Lately there have been a lot of talks, articles, emails and discussions about reporting of the foreign bank accounts; foreign assets etc. A lot of people seem to be getting notices from the federal govt, so I decided to summarize the requirement briefly for all my friends.

If you have a financial interest and/or signature authority over a foreign financial account, including a bank account, brokerage account, mutual fund, trust, or other type of financial accounts exceeding certain thresholds, the Bank Secrecy Act may requires you to report the account EVERY YEAR to the Treasury department.

Who Must File an FBAR:-United States persons (US citizens; US residents, Corporations, partnerships, LLC etc) are required to file an FBAR if:

  • The United States person had a financial interest in or signature authority over at least one financial account located outside of the United States; and
  • The aggregate value of ALL foreign financial accounts together exceeded $10,000 at any time during the calendar year to be reported.
  • If you use the simplified method and you own your home, you cannot depreciate your home office. You can still deduct other qualified home expenses, such as mortgage interest and real estate taxes
  • You can still fully deduct business expenses that are unrelated to the home if you use the simplified method. These may include costs such as advertising, supplies and wages paid to employees.
If you use more than one home with a qualified home office in the same year, you can use the simplified method for only one in that year. However, you may use the simplified method for one and actual expenses for any others in that year.

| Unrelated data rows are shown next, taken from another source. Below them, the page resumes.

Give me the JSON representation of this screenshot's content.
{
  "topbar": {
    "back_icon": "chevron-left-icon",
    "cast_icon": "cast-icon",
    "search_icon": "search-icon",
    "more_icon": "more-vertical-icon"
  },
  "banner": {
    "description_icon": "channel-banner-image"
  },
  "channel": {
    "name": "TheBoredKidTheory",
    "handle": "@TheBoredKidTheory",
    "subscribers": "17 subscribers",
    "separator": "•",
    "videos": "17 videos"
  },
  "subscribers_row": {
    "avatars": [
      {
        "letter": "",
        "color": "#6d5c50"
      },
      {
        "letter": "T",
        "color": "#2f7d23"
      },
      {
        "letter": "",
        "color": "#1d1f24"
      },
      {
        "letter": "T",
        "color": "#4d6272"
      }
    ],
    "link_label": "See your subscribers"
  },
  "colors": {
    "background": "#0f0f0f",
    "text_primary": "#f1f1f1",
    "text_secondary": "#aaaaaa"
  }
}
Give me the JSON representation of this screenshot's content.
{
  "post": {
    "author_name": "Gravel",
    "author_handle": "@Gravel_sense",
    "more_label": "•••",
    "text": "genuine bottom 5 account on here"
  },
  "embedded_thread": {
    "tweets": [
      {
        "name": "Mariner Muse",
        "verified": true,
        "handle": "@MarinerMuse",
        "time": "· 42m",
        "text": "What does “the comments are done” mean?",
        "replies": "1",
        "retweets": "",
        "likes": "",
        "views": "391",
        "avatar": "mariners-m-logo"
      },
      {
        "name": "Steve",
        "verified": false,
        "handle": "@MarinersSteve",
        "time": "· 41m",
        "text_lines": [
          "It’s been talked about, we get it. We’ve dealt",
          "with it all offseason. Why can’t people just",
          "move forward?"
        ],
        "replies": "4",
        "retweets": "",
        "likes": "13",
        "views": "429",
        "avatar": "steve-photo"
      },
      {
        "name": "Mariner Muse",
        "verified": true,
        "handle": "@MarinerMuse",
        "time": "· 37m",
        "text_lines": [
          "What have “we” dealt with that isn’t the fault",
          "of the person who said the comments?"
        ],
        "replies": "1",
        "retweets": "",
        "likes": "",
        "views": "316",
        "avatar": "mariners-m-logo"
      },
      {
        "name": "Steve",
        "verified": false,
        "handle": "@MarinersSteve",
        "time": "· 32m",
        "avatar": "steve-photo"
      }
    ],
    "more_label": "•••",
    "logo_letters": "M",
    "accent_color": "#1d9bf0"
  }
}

Reporting and Filing Information: -

A person who holds a foreign financial account may have a reporting obligation even when the account produces no taxable income. The reporting obligation is met by answering questions on a tax return about foreign accounts (for example, the questions about foreign accounts on Form 1040 Schedule B) and by filing an FBAR. The FBAR is a calendar year report and is due April 15 of the year following the calendar year being reported with a 6-month extension available. FinCEN will grant filers failing to meet the FBAR due date of April 15 an automatic extensionto October 15 each year. A specific extension request is not required. The FBAR must be filed electronically through FinCEN’s BSA E-Filing System. The FBAR is not filed with a federal income tax return. The IRS can waive the penalty for failure to timely file or request an extension for any person required to file an FBAR for the first time. Those required to file an FBAR who fail to properly file a complete and correct FBAR may be subject to a civil penalty not to exceed $10,000 per violation for non-willful violations that are not due to reasonable cause. For willful violations, the penalty may be the greater of $100,000 or 50% of the balance in the account at the time of the violation, for each violation. Additional information about the FBAR can be found at: https://www.irs.gov/Businesses/Small-Businesses-&-Self-Employed/Report-of-Foreign-Bank-and-Financial-Accounts-FBAR.

Ajay Kumar, CPA

 5 Villa Farms Cir;
Monroe Township,
New Jersey 08831, U.S.A.

Contact us

Email: akumar@saicpaservices.com, saicpaservices@gmail.com 

Office:
732-906-5656,
732-215-9600

Cell: 908-380-6876
Fax: 908-368-8638